Lawrence Welk (March 11, 1903 – May 17, 1992) was an American musician, accordionist, bandleader


During the 1930s, Welk led a traveling big band that specialized in dance tunes and "sweet" music (during this period, bands which played light, melodic music were referred to as "sweet bands" to distinguish them from the heavy, loud, rhythmic swing bands of artists like Glenn Miller and Duke Ellington). Initially, the band traveled around the country by car. They were too poor to rent rooms, so they usually slept and changed clothes in their cars. The term "Champagne Music" was derived from an engagement at the William Penn Hotel in Pittsburgh, when a dancer referred to his band's sound as "light and bubbly as champagne." The hotel also lays claim to the original "bubble machine," a prop left over from a 1920s movie premiere. Welk described his band's sound, saying "We still play music with the champagne style, which means light and rhythmic. We place the stress on melody; the chords are played pretty much the way the composer wrote them. We play with a steady beat so that dancers can follow it

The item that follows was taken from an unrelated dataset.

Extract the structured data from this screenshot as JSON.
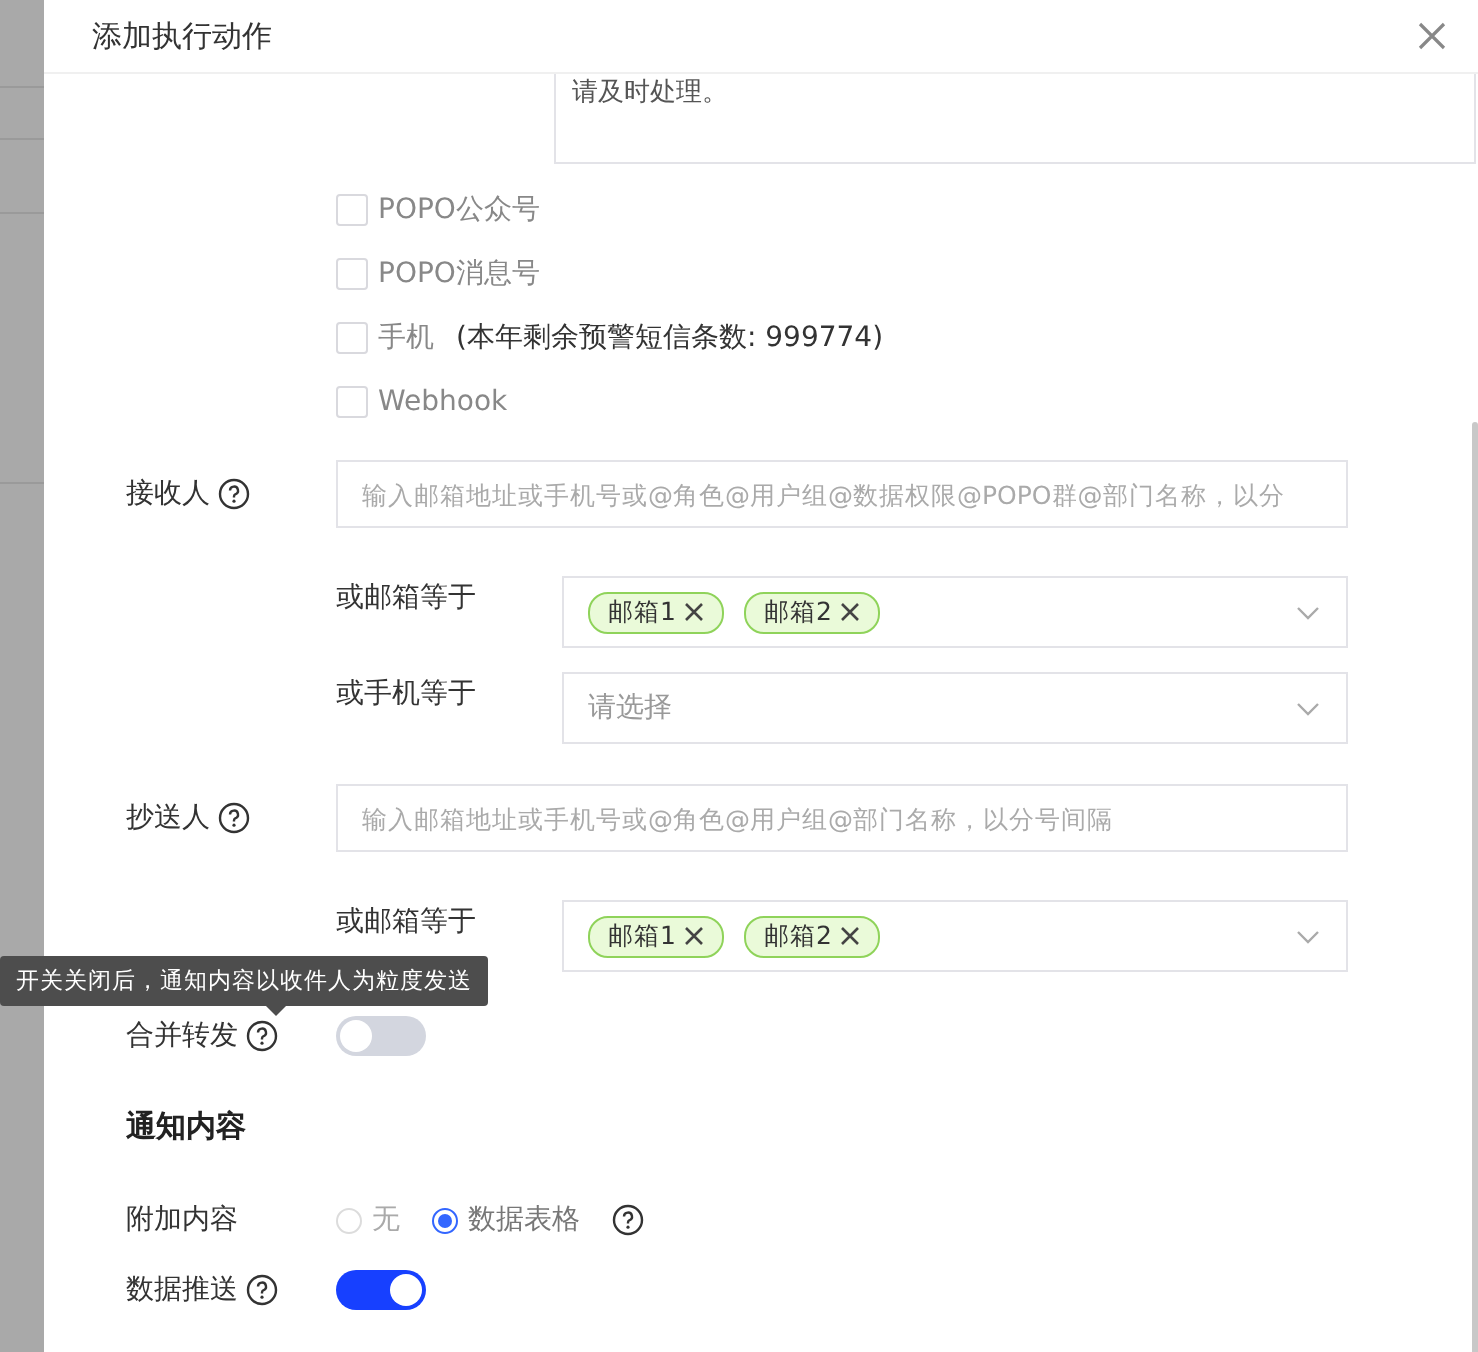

The Lawrence Welk Show from 1951 to 1982. His style came to be known to his large number of radio, television, and live-performance fans (and critics) as "champagne music". In 1996, Welk was ranked #43 on TV Guide's 50 Greatest TV Stars of All Time.